Welcome to Festivals’ Book Club, in association with Vintage Books. Each month, we’ll be reading a different title and would love you to join us: either at our live book group in Cheltenham, or by sharing your thoughts online.
- We’ll announce the title on cheltenhamfestivals.com
- You have until the date of the Book Club to read it
- Cheltenham Festivals Member? Apply to take part in our LIVE Cheltenham group and receive a free copy of the book
- Like to purchase your own copy? Save 5% at Cheltenham Waterstones as a Cheltenham Festivals Member
- Read what our Book Group thought and add your own opinions and comments online

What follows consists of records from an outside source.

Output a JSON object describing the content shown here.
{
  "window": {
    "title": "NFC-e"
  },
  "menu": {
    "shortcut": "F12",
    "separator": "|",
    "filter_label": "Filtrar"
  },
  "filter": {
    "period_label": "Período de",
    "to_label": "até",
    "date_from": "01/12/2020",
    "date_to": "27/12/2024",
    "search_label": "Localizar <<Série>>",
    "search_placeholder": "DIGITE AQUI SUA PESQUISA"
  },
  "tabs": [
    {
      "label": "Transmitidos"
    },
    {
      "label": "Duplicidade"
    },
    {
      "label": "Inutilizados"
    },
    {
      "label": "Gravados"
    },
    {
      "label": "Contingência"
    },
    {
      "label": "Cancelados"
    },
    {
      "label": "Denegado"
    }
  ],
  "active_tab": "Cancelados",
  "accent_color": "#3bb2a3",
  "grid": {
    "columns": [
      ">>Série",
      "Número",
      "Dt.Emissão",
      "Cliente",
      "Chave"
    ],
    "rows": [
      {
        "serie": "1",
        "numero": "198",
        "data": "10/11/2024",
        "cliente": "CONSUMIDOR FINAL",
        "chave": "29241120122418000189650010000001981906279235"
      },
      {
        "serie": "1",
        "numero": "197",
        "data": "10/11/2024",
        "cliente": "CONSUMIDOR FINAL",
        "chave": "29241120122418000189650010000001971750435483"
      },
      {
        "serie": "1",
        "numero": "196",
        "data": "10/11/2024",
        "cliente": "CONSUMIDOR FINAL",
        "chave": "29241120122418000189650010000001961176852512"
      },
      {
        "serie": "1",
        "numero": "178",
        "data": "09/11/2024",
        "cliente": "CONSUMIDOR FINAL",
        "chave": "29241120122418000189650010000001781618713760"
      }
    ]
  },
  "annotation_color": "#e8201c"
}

August Book Club:
The Constant Nymph Margaret Kennedy
In association with
It’s a novel about ideas… as well as the sort of delicious and merciless emotions that can make people exuberant or desperate

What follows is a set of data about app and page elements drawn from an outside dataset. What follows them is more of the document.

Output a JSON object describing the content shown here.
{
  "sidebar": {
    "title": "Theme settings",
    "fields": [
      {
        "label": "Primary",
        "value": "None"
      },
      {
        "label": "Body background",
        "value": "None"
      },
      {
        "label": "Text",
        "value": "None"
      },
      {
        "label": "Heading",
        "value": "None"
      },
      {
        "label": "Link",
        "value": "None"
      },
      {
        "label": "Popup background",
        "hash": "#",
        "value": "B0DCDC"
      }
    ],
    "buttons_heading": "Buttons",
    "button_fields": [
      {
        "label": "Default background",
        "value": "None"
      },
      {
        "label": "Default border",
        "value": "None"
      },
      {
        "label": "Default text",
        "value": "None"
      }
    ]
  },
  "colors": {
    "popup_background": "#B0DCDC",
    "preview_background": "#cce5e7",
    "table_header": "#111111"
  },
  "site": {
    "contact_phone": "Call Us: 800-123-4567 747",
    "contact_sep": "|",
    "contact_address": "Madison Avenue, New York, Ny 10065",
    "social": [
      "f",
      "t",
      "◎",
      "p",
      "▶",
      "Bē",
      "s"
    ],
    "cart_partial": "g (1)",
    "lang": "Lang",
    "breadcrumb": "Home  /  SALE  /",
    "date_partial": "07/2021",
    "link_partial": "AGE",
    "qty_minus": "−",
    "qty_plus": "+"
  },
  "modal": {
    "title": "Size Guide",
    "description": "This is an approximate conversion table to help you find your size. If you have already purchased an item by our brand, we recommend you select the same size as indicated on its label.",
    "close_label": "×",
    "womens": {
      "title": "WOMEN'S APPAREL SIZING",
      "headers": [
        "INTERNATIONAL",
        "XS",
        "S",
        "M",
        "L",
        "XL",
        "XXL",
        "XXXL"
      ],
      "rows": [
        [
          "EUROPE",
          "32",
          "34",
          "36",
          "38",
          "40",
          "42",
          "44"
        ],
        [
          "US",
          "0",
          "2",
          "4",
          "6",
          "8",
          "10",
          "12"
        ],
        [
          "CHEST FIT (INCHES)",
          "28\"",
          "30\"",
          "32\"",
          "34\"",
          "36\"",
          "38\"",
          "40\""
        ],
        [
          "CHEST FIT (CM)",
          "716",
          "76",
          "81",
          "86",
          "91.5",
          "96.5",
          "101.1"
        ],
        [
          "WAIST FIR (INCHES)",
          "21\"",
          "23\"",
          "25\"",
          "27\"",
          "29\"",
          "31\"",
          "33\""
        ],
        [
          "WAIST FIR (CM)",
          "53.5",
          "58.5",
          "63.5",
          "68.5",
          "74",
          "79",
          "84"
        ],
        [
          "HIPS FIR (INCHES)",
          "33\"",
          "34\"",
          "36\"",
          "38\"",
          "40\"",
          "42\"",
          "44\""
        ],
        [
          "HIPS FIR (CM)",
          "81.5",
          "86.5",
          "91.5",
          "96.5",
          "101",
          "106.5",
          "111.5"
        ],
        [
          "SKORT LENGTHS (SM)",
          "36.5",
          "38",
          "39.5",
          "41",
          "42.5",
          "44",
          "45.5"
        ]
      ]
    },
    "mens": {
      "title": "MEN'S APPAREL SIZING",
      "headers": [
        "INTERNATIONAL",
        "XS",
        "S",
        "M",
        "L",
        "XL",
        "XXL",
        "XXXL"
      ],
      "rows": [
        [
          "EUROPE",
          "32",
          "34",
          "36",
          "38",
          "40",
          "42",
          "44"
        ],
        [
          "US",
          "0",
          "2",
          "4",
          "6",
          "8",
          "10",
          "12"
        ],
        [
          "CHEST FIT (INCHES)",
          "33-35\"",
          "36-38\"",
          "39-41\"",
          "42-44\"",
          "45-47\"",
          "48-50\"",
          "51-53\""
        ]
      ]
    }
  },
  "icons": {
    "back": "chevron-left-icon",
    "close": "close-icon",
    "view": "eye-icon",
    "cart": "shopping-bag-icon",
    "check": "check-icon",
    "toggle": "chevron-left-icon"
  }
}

Focusing on a bohemian family and an unconventional romance, The Constant Nymph follows the lives of avant-garde composer Albert Sanger and his ‘Circus’ of assorted children, admirers and mistress. Living in a ramshackle chalet in the Alps, visitors are lured into this enchanting and unconventional life and the claims of respectability or upbringing fall away.
Thursday, August 14th at The Daily Bean, COOK, Bath Road, Cheltenham
Cheltenham Festivals Member? Apply for your free book and chance to attend.
Can’t attend? Save 5% on this title at Waterstones Cheltenham with Cheltenham Festivals Membership.
She is not only a romantic but an anarchist, and she knows the ways of men and women very well indeed
Note from the editor
THE CONSTANT NYMPH was originally published in the 1920s, and propelled its author Margaret Kennedy to fame. All these years later, it’s not hard to see why – it is a wonderful novel, ahead of its time in its depiction of people, of place, of a bohemian lifestyle and of the fall-out of a doomed love affair. It’s looming patriarchal protagonist Albert Sanger is a composer who lives in a run-down chalet in the Swiss Alps with his family, which consists of an assortment of children from various different past relationships. This seemingly carefree life is brought starkly into question by the arrival of an old friend of Albert’s and the subsequent love-affair that unfolds, shockingly, with his 15-year-old daughter Teresa. Kennedy evokes the nature of their ill-fated relationship with a kind of crystalline accuracy – this no conventional romance, and the agonies it inspires, the suffering of Teresa, is palpable; her grasp of the complex psychological make-up of her characters is startling. This is a wonderful, odd, unforgettable novel, as relevant now as it was 80 years ago.
Helen Francis, Editor, Vintage Books
About Margaret Kennedy
Margaret Kennedy was born in London on 23 April 1896, the eldest of four children. She attended Cheltenham Ladies’ College, then went on to study history at Somerville College, Oxford. Her first book, a commissioned work of history, was published in 1922 and was soon followed by her first work of fiction, The Ladies of Lyndon (1923). Her second novel, The Constant Nymph (1924), became a worldwide bestseller, and with it Kennedy became a well-known and highly praised writer. The following year she married David Davies, a barrister; they lived in London and had three children. Kennedy went on to write fifteen further novels, many of which were critically commended – Troy Chimneys (1953) was awarded the James Tait Black Memorial Prize. She also wrote plays, adapting both The Constant Nymph and its sequel The Fool of the Family very successfully. The former opened in the West End in 1926, starring Noel Coward followed by John Gielgud, to great acclaim. Three different film versions of The Constant Nymph, featuring stars of the time such as Ivor Novello and Joan Fontaine, were equally popular, and led to Kennedy’s engagement in film work for a number of years from the late 1930s. She also published a study of Jane Austen (1950) and a work of literary criticism, The Outlaws on Parnassus, in 1958. In 1964 Margaret Kennedy moved from London to Woodstock, Oxfordshire, where she lived until her death on 31 July 1967.